Smokers also inhale quantities of smoke many times larger and thicker than generated by normal cigarettes.

Research on e-cigarettes is less conclusive.

Supporters claim they are a harmless and valuable tool in helping smokers to quit and could save millions of lives.

But the World Health Organisation has advised against them, saying their potential health risk "remains undetermined".

Sales of electronic cigarettes have surged globally, with manufacturers jumping on the trend.

Governments have struggled with how to regulate the product since its emergence.

In October, European lawmakers rejected a bid to classify e- as medicinal products, which would have restricted their sale to pharmacies.

Explore further: Toward understanding the health effects of waterpipe or 'hookah' smoking

Related Stories

Toward understanding the health effects of waterpipe or 'hookah' smoking

September 8, 2013
With water pipes or hookahs gaining popularity in the United States and other countries, scientists today described a step toward establishing the health risks of what has been termed "the first new tobacco trend of the 21st ...

Spain to ban e-cigarettes in hospitals, schools

December 18, 2013
Spain will ban electronic cigarettes from public places like hospitals and schools because of their possible health risks, the government said Wednesday.

Herbal shisha a potential health hazard, study says

November 11, 2013
(Medical Xpress)—Just because something is marketed as herbal doesn't make it healthy—especially when it comes to smoking shisha, which can contain toxic metals, tar and other carcinogenic compounds sometimes on par with ...

French court rules e-cigs fall under tobacco monopoly

December 9, 2013
A French commercial court ruled on Monday that e-cigarettes qualify as tobacco products and should only be sold by registered tobacconists.

Study documents secondhand exposure to vapors from electronic cigarettes
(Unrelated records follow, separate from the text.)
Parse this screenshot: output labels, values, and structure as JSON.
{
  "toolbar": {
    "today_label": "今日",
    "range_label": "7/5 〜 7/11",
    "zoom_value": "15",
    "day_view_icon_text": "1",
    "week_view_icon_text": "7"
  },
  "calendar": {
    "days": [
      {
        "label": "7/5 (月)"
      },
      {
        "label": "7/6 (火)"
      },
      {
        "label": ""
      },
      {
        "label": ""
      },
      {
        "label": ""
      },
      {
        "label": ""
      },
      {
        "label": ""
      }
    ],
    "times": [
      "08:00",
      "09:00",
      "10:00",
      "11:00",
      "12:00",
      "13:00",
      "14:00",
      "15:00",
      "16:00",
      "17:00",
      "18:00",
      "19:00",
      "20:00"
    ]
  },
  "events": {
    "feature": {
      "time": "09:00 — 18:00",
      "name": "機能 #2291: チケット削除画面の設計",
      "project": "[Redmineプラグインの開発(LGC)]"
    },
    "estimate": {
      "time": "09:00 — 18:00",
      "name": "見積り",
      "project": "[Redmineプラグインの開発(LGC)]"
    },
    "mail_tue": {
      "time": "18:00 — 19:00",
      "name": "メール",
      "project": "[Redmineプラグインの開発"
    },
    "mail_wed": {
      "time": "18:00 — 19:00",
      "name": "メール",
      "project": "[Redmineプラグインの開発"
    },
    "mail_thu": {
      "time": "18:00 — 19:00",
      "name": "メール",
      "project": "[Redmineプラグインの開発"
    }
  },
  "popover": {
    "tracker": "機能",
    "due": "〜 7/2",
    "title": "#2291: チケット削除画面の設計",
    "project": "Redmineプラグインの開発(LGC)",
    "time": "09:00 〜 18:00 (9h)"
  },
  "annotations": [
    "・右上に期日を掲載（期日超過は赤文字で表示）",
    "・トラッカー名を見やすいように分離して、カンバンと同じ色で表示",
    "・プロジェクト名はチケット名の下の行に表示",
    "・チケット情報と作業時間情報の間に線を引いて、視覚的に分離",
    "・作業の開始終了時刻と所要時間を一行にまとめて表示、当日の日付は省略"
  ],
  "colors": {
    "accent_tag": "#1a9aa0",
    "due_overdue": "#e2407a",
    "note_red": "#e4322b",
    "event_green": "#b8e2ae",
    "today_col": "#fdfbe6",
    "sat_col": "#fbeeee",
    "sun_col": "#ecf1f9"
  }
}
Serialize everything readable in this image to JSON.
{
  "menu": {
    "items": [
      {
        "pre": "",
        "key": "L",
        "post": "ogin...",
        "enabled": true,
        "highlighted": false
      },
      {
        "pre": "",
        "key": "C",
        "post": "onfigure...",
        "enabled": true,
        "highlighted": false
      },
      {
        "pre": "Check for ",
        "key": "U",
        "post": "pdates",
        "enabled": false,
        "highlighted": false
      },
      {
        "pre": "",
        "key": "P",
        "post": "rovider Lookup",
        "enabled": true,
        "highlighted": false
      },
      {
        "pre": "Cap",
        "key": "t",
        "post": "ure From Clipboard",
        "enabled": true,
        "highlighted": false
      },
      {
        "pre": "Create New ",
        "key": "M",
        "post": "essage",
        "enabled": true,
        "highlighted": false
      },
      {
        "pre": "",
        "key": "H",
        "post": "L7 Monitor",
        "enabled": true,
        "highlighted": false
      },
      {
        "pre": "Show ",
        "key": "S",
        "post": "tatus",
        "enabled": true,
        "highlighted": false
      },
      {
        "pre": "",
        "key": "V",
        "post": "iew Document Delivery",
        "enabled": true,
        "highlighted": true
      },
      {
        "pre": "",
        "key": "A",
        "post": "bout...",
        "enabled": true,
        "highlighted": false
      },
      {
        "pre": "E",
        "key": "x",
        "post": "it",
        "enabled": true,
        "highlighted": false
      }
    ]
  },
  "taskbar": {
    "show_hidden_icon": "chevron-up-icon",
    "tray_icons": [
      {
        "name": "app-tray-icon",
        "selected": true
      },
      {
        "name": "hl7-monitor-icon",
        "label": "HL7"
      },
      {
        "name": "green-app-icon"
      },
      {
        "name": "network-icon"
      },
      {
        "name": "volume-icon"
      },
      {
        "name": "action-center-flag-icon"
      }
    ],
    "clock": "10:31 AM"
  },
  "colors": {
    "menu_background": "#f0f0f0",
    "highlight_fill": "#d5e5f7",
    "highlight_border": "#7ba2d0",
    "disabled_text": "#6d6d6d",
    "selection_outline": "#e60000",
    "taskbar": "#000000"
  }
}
December 13, 2013
Electronic cigarettes, when used indoors, may involuntarily expose non-users to nicotine, according to a study led by Maciej Goniewicz, PhD, PharmD, of Roswell Park Cancer Institute (RPCI) and published by the journal Nicotine ...

Shisha smoking as bad as cigarettes for lungs: study

August 30, 2012
Water-pipe smoking is as bad as deeply inhaling cigarette smoke when it comes to causing respiratory problems, according to a study published on Thursday.

Recommended for you

Concern with potential rise in super-potent cannabis concentrates

July 21, 2017
University of Queensland researchers are concerned the recent legalisation of medicinal cannabis in Australia may give rise to super-potent cannabis concentrates with associated harmful effects.

Findings link aldosterone with alcohol use disorder

July 18, 2017
A new study led by scientists at the National Institute on Alcohol Abuse and Alcoholism (NIAAA), part of the National Institutes of Health, demonstrates that aldosterone, a hormone produced in the adrenal glands, may contribute ...

Depression among young teens linked to cannabis use at 18

July 17, 2017
A study looking at the cumulative effects of depression in youth, found that young people with chronic or severe forms of depression were at elevated risk for developing a problem with cannabis in later adolescence.

Why does prenatal alcohol exposure increase the likelihood of addiction?

July 7, 2017
One of the many negative consequences when fetuses are exposed to alcohol in the womb is an increased risk for drug addiction later in life. Neuroscientists in the University at Buffalo Research Institute on Addictions are ...

Researchers say U.S. policies on drugs and addiction could use a dose of neuroscience

June 23, 2017
Tens of thousands of Americans die from drug overdoses every year – around 50,000 in 2015 – and the number has been steadily climbing for at least the last decade and a half, according to the National Institute on Drug ...

Study provides further support for genetic factors underlying addictions

June 13, 2017
Impairment of a particular gene raises increases susceptibility to opioid addiction liability as well as vulnerability to binge eating according to a new study.

0 comments

Please sign in to add a comment. Registration is free, and takes less than a minute. Read more

Click here to reset your password.
Sign in to get notified via email when new comments are made.